Solar Earth is now building systems for walkways, driveways, patios, roofs and roadways, and has products that can be mounted directly on flat concrete or on interface layers. The company recently won a municipally-tendered contract to build a solar sidewalk at an intersection in Tampa Bay, Fla. The project is scheduled to begin in April. Power generated by the sidewalk will supply electricity at the intersection.

While the pilot at TRU has helped push the envelope on the issue in Canada, experiments with solar panel walkways and roadways have been tried or are underway in other parts of the world. Results have varied.

In 2016, for example, a pilot consisting of 30 solar panels and sensors was installed by Solar Roadways in a 150-square-foot section of pavement in Sandpoint, Idaho. The tiles generated power, which was fed into the electricity grid.

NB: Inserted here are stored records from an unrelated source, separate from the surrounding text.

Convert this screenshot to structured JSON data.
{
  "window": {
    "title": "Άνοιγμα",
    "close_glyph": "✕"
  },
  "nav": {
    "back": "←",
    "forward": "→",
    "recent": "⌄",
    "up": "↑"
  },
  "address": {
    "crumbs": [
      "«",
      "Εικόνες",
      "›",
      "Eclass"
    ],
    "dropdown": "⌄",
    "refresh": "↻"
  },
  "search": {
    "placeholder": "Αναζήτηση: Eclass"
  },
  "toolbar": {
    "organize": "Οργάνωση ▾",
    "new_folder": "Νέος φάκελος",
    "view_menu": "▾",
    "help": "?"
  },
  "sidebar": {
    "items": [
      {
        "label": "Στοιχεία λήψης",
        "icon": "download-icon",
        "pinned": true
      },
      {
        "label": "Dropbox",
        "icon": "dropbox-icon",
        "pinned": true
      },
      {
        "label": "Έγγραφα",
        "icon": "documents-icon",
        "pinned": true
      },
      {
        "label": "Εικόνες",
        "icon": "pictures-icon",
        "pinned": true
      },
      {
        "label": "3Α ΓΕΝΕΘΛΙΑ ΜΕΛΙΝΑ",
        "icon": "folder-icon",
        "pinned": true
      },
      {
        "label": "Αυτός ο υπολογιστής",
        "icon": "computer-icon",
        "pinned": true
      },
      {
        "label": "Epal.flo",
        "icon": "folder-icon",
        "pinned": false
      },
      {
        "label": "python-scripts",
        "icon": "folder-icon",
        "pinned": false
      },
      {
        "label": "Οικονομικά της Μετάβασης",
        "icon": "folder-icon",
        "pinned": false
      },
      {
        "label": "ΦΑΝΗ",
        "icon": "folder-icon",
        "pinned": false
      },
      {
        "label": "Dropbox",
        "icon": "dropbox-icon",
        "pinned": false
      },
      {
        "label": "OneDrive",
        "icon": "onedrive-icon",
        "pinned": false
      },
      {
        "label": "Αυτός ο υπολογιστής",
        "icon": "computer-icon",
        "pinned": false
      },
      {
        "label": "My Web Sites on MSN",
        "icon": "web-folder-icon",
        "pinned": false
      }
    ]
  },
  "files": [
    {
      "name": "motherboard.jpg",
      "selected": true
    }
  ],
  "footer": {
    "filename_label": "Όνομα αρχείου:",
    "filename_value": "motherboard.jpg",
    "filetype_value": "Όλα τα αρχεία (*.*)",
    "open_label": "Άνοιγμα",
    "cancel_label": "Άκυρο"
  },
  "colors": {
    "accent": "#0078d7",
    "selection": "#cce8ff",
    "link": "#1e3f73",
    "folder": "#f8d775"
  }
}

However, it was shut down two years later after problems started to emerge.

That same year, a one-kilometre trial solar road consisting of 3,000 square metres of photovoltaic panels was installed near Tourouvre, France. However, cracks appeared in part of the road and it had to later be demolished due to damage from wear and tear. The thoroughfare, meanwhile, was only producing half of the expected energy because engineers didn’t take into account leaves falling on the road.

A year later, China opened a one-kilometre-long road in Jinan City, south of Beijing. The two-lane road has 5,875 square metres of photovoltaic panels and a protective surface layer made of transparent concrete, which can reportedly handle 10 times the pressure of standard asphalt. Beneath the concrete are solar panels and under those is an insulating layer designed to protect them from ground dampness.

A 29-kilometre test stretch of solar roadway was also installed near the Alabama and Georgia border in the U.S. and powers the Georgia Visitor Information Centre adjacent to the project.

Meanwhile, in Budapest, Hungary, a 4.6-kilometre stretch of sidewalk with solar panels provides power to charge electric vehicles and a nearby office building.

A 70-metre bike lane covered with solar panels in Krommenie, The Netherlands, also provides enough electricity to power three houses.

Solar roads may not be a mainstream part of roadbuilding today, but there is definitely interest in them being part of the solution for meeting the global energy demands of tomorrow.